Launched earlier this year, the program at the U.S. Department of Transportation is already diverting approximately 5 tons of food waste per month from the landfill, sending it instead to Veteran Compost, a company that employs veterans and their family members to turn food scraps into high-quality compost.
David Troust, Great Forest’s V.P. of Business Development, had heard about the company and sat down with its founder, Justen Garrity, an Iraq vet, for coffee and a chat about ways to work together.
“When he could not find a job, he created one for himself and fellow vets. This is not only inspiring, but very practical as well. His company is filling a need in the region for composting facilities,” says David. “They have become one of our go-to compost vendors.”
Veteran Compost’s Maryland facility produces about 10,000 cubic yards of finished compost each year that is approved for use on organic farms.

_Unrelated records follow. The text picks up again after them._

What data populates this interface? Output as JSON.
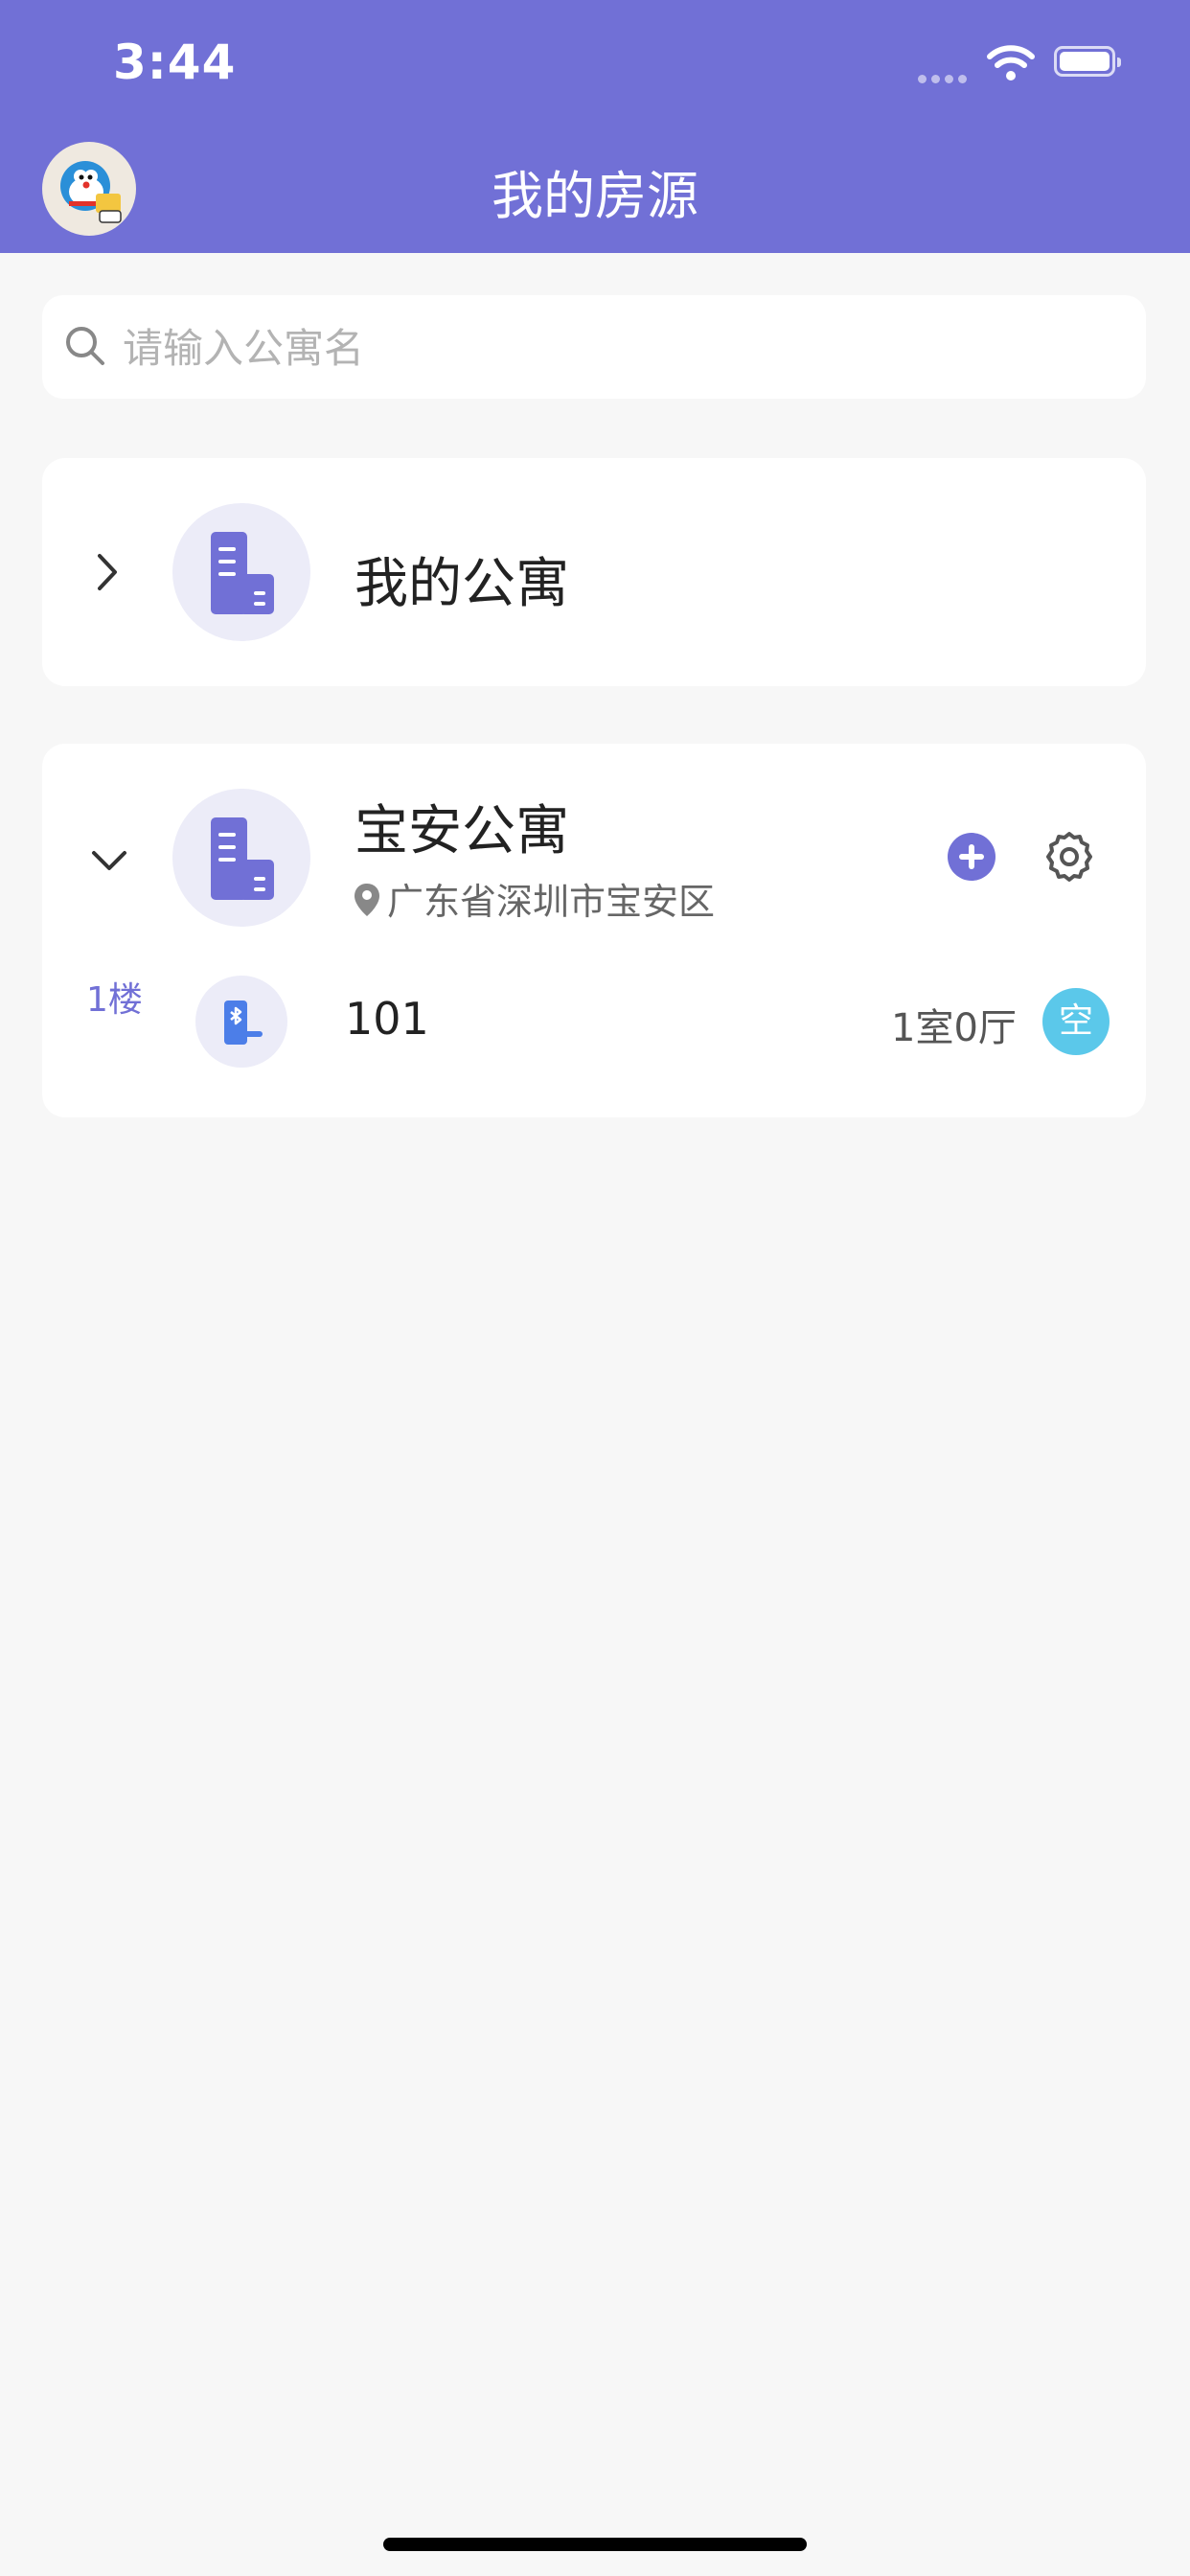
{
  "status_bar": {
    "time": "3:44"
  },
  "header": {
    "title": "我的房源"
  },
  "search": {
    "placeholder": "请输入公寓名",
    "value": ""
  },
  "apartments": [
    {
      "name": "我的公寓",
      "expanded": false
    },
    {
      "name": "宝安公寓",
      "expanded": true,
      "address": "广东省深圳市宝安区",
      "floors": [
        {
          "label": "1楼",
          "rooms": [
            {
              "number": "101",
              "layout": "1室0厅",
              "status": "空"
            }
          ]
        }
      ]
    }
  ],
  "colors": {
    "primary": "#7170d6",
    "status_empty": "#5bc8ea",
    "background": "#f7f7f7"
  }
}
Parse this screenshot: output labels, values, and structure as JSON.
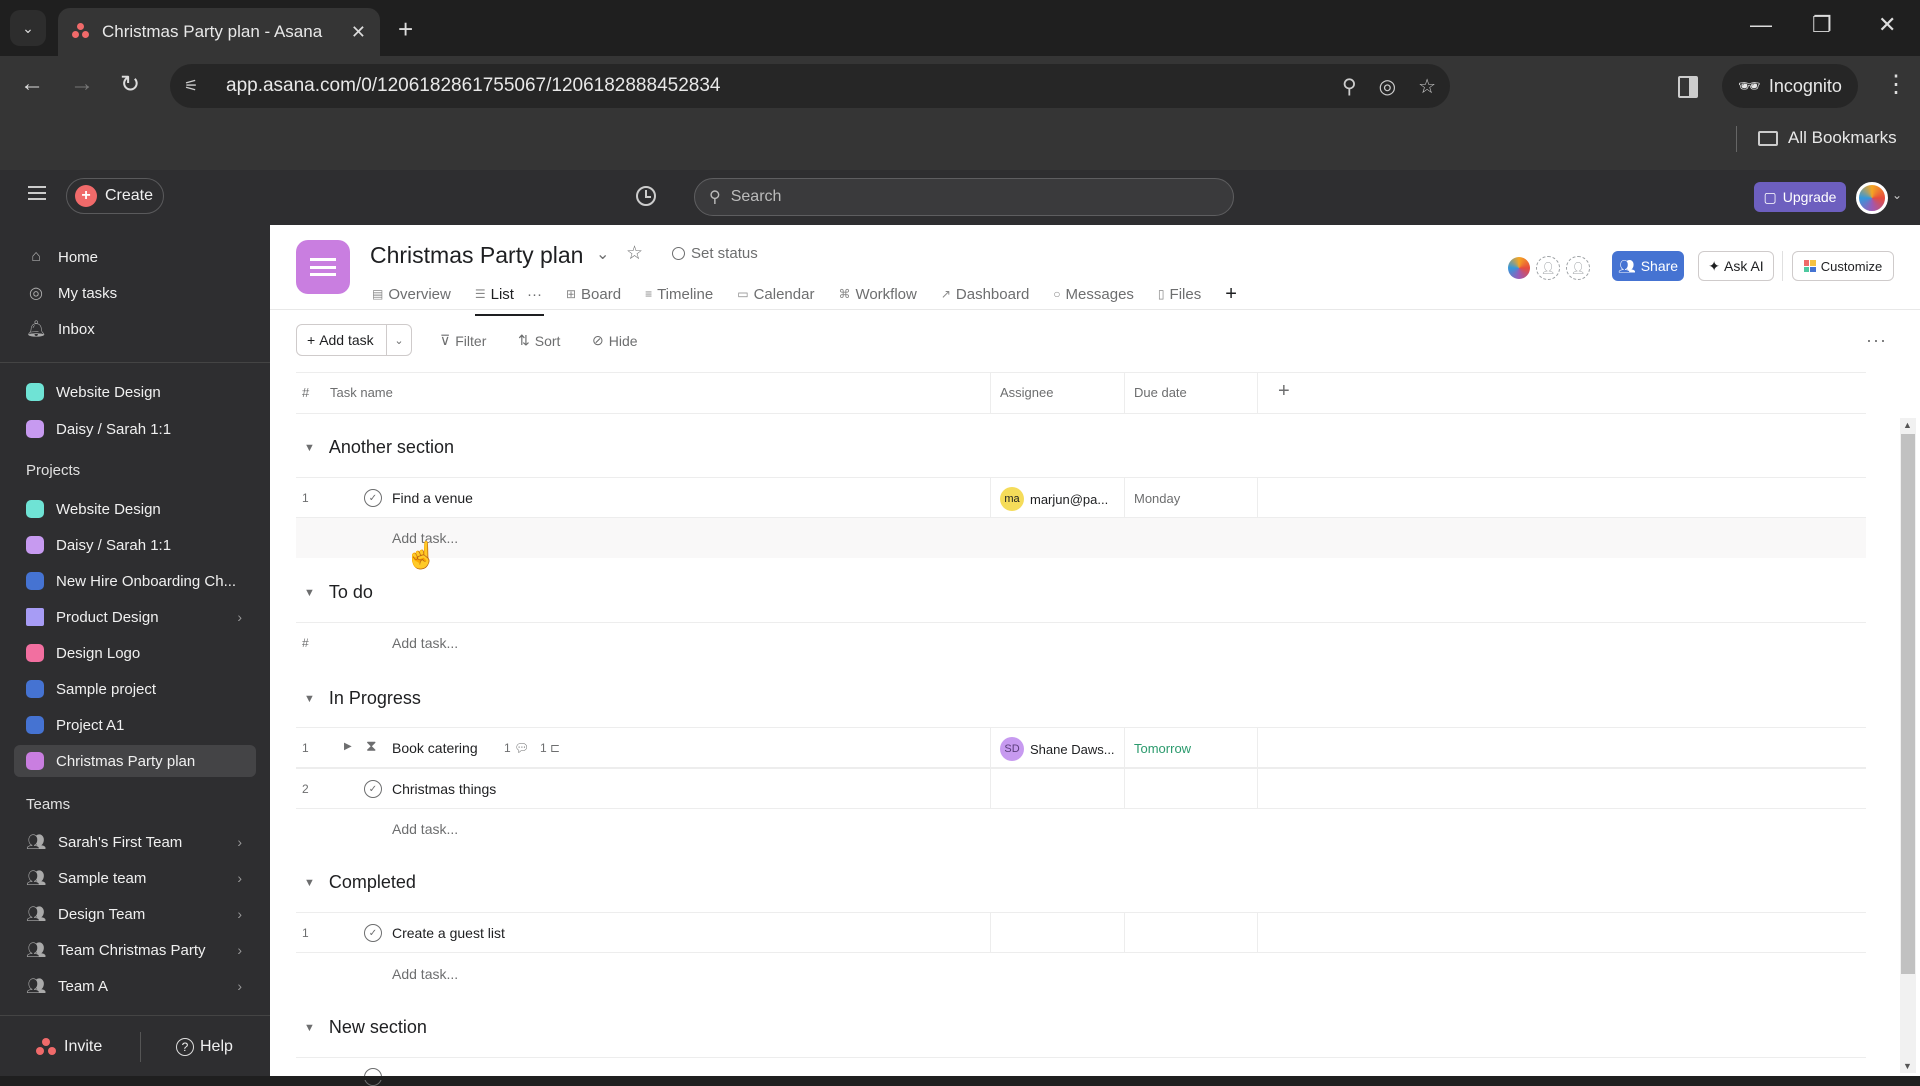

Their Virginia facility processes 3-5 tons of food scraps per day.
“We operate the only permitted commercial food scrap composting sites in the region,” says Justen, “… and we offer a clean bin swap each time.”
That clean bin service, notes David, is a big plus, especially for buildings and businesses that are under the mistaken impression that the process is unsightly and messy.
“We always remind clients that adding a composting program will not significantly impact their surroundings. If their current waste and recycling is collected, stored and removed properly, their organic waste for composting will be too,” says David.
“For clients that are serious about recycling, composting is a MUST to reach those sustainability goals,” adds David. “This is one way we are moving towards zero waste.”
More Programs Launching Soon
A second program that feeds Veteran Compost was launched by Great Forest at 2121 and 2115 Wisconsin Avenue, buildings managed by JBG/Commercial Management, LLC that houses multiple tenants, including a deli and office pantries on each floor.
Plans are underway to install new composting programs over the next few months in at least seven other JBG buildings, with support from property managers like Samantha Ralli and the sustainability manager Jessica Long.
The organic material collected will be again be directed to Veteran Compost to fuel farms, the environment, and most importantly, veterans going from combat to compost.